The world is filling up with snow. Outside the windows, individual flakes are swirling. They start in one diagonal line and suddenly change direction into its opposite. Indeed as I write, they begin to be less single, distinct shapes and become a diaphanous white veil, faster, more wind-blown, a constantly changing beautiful spectacle, which, of course, I hate.
I assure myself that I am warm and dry with full pantry shelves, that such snow, unlike ice, presents no danger to the electrical grid, that I don’t have to go out and, if I did, I wouldn’t. What can I say? I had a bad experience in a storm in my formative years and I still bear the scars. Moreover, we haven’t had as much snow here as New England and the mid-west. Still I would be willing to send today’s downfall to Southern California where even the mountains are dry this year, or even to Sochi, just in case it’s needed.
No one is shovelling. No point. Not yet. The snow plows are rumoured to be working on the major highways. Then they’ll get to the roads and about midnight, they may get to the side streets. Come to think of it, I haven’t heard the bus go thundering up the hill in front of the house for a while. Usually, you can set your watch by them, two of them that do a quick loop down from the Old Mill Subway Station to the Humber streetcar loop, every 20 minutes. Almost as good as snow plows at clearing the road.
My earliest winter memories are of living in a farmhouse in the hills of Quebec’s Eastern Townships. Windswept! It had poplar trees on two sides that registered the slightest zephyr and talked to me about it. In a winter storm, they shouted as did the windows where the wind hummed in and left little drifts of snow inside on the window ledges. The wood box would be crammed full and several pails of spring water standing on the pantry shelf, carried in by my father who would have had to break the ice at the top of the spring. My mother was completely capable of keeping the stove going while he was away, pulping in the woods. That is cutting soft wood, trimming and hauling it back with the team of horses, to stack it in the long piles of pulp wood beside the road, work that snow and sleds made possible. There was no need to go to the store, what with the flour barrel, the potato bin, the canning cupboard filled with jars of berries and green beans and the deer meat hanging in the wood shed. Yet the house was full of terror.
What if… my mother wondered, when my father set out. What if, the place burned down? What if we needed the doctor? Etc. To each, my father responded with specific detailed solutions. The next farm was less than a mile away although out of sight. There was, of course, no telephone and no electricity. Anyway, he would be back in two days. Did she think he enjoyed freezing his ___ off in that camp? And John would look in when he came to milk the cows.
She would have been 22 then, a country girl, born and bred, but high-strung. When I was 22, I had just left residence at university and couldn’t have built a fire to save my life. She passed on her fearful nature and cold-hating physicality but not that practical skill.
I do remember one glorious day when it finally stopped snowing and freezing.
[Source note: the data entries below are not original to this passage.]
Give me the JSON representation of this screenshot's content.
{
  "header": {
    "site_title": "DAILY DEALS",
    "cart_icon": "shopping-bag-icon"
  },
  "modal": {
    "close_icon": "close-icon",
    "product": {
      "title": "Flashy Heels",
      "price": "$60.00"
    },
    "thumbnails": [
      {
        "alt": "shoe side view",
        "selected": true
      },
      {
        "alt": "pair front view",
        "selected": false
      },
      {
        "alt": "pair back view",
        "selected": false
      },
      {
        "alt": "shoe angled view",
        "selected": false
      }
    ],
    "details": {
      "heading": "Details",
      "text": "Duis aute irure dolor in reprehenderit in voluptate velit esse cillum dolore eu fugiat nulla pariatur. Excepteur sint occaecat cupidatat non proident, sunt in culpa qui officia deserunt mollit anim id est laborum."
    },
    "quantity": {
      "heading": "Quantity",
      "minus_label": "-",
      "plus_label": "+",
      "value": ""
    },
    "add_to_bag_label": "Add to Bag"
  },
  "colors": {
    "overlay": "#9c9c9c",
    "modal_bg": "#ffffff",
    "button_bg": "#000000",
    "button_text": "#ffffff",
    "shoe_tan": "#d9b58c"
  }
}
The sun shone down on the glittering world. “Get on your snow suit,” she cried, joyfully. “We’ll go sliding on the crust.” And what a crust! Even she could walk on it without breaking through and it carried my sled, heavy laden with both of us all the way down to the bottom of the slope where the little brook lay frozen and buried.
Years later when I lived in the house under the hill (famous in this blog’s mythology), on a snow day, worse than today, school was cancelled. As teachers, my husband and I were off work and our small children were home. Curiously, our housekeeper had made it in and was busy in the kitchen. I was sitting at the table in the family room, close to the blazing fireplace, marking essays. I could see out the window to the high drift that lay there. Suddenly I saw the mailman step easily over the drifted-in wire fence and begin his progress over the side yard. “Stop,” I yelled, leaping to my feet. “Stop.” I started to pound on the window, but dropped my fists. And watched, dumbfounded. Slowly, he progressed through the heavy snow, one step after the other, mail bag banging at his hip. At each step. I prayed. He caught sight of me and smiled. Then he climbed over the fence at the other end. I collapsed in relief. He had just walked over our snow-covered, eight foot deep swimming pool.